INDIANAPOLIS – Roger Penske will not pretend he is not disappointed he can't open the gates to spectators for his first Indianapolis 500 as steward of the iconic event.

Penske purchased Indianapolis Motor Speedway in January and spent an additional $15 million on capital improvements for an enhanced fan experience. He has had to close the sprawling facility to spectators because of the coronavirus pandemic. Without fans roaming the property and celebrating at downtown Indianapolis establishments, the buildup to Sunday's race has lacked the energy that elevates the Indy 500 into a world-class event.

Penske opened Thursday's media day for the field of 33 drivers by sending a letter to the Indianapolis fan base.

“I will miss you on Sunday,” the letter began. "I wanted you here. For Indianapolis and Indiana, in general, the Indy 500 means so much ... but given the rising number of COVID-19 cases in Marion County, running the race without fans was the right decision.”

The letter reiterated that Penske, just the fourth owner of the speedway, purchased the property for future Penske generations and that hosting the 104th running in front of empty grandstands protects the health of the fans and the future of the Indy 500. No admissions or concessions sales means the Indy 500 will be a massive money loss for Penske, but it has been canceled only twice, during World War I and World War II. It has never been held without spectators.
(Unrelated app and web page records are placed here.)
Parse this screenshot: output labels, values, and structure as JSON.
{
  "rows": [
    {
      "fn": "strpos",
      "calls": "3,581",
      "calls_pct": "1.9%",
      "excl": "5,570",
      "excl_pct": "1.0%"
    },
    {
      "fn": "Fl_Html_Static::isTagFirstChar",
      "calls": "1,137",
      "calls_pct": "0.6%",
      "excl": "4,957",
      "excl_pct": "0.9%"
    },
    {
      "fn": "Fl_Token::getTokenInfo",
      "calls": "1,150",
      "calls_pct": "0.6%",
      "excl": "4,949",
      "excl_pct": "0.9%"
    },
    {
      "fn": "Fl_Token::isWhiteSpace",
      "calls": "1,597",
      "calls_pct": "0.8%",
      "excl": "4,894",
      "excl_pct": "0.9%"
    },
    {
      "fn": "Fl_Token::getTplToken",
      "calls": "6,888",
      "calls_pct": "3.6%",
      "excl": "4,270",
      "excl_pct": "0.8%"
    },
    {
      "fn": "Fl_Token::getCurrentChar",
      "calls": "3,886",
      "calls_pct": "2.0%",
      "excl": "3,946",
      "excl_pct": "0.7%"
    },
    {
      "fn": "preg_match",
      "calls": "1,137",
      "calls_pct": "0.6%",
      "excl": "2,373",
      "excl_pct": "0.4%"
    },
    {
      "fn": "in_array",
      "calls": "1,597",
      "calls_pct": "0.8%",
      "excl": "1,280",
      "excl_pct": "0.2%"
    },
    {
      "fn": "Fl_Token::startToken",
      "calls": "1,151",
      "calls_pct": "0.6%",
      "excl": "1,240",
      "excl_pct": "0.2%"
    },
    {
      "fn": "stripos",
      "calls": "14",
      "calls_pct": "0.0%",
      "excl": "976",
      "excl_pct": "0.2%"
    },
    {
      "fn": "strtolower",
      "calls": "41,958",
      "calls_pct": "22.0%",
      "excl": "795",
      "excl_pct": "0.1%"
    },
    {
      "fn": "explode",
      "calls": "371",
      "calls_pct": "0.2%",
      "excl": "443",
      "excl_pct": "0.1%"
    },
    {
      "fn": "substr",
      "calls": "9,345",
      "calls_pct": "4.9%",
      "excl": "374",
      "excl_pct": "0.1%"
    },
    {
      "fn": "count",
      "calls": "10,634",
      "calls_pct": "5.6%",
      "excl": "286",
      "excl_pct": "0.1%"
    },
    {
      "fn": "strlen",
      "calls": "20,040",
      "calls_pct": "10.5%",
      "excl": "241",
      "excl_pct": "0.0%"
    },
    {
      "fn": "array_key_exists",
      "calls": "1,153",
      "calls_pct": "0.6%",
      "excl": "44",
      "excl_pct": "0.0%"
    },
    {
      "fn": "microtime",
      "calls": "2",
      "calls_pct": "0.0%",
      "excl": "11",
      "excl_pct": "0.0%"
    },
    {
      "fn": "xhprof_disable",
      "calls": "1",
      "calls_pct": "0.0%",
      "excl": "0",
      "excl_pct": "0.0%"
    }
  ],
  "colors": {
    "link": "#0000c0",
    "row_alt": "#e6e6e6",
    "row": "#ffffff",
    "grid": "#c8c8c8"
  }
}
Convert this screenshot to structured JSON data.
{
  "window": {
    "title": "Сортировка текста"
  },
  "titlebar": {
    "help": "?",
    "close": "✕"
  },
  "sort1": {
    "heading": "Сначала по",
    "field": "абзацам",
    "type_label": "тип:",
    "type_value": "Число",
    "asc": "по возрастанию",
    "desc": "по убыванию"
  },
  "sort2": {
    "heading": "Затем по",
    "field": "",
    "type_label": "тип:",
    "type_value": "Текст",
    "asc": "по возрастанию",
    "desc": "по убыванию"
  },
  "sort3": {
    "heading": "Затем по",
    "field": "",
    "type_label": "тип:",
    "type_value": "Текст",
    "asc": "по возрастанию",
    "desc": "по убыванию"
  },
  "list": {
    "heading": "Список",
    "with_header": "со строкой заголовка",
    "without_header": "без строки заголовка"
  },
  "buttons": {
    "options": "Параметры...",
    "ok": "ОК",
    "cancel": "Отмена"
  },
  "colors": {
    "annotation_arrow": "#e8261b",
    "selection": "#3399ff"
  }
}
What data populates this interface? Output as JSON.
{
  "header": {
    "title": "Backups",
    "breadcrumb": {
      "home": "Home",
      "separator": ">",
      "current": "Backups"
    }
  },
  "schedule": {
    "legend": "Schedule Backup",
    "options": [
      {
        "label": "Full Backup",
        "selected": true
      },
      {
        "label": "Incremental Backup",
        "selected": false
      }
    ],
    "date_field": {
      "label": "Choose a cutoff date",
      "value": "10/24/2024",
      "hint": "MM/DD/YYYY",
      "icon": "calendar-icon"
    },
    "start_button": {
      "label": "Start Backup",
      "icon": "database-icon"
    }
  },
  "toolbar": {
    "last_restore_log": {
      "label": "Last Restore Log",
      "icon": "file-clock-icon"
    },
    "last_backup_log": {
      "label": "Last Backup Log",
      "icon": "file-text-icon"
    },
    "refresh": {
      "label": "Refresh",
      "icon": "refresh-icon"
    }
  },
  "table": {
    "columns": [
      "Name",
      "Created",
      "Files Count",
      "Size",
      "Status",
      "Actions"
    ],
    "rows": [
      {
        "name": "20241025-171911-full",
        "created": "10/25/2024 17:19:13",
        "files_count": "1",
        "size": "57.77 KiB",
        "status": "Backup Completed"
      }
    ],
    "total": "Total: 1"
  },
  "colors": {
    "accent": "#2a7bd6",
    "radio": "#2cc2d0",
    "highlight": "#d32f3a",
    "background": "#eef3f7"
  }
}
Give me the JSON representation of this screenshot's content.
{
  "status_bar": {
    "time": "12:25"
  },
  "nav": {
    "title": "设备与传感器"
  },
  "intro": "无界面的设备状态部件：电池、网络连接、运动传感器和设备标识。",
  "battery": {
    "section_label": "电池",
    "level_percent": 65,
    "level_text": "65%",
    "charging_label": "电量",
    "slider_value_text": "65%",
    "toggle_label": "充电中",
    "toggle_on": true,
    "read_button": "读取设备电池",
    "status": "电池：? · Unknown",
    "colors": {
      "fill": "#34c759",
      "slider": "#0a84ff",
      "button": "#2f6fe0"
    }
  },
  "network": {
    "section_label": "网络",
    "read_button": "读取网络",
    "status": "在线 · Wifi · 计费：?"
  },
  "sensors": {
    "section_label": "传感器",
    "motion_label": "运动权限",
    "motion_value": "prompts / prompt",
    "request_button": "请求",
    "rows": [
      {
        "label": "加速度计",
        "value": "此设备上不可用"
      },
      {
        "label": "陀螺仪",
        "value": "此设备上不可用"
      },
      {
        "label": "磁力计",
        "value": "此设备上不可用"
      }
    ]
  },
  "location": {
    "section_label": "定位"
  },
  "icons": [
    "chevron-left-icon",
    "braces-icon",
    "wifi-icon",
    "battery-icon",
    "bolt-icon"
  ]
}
The financial losses for hosting an empty race and paying out some $7 million in prize money is the cost that comes with Penske's emotional attachment to the Indy 500. His teams have won the race a record 18 times, including the last two years.

His affection for the speedway was clear in the letter to fans as he noted his father first brought him to the race as a 14 year old in 1951. Penske was hooked.

“Lee Wallard won it. I was able to put on a helmet and sit in a race car. I’ll never forget that experience,” Penske wrote. "That special day shaped the rest of my life and made me who I am. It’s why I care so much about the Speedway and IndyCar racing. It’s why the fan experience will always be my top priority.

“Thank you for understanding, and I look forward to seeing you next May.”

Penske then signed off: “And drivers – start your engines.”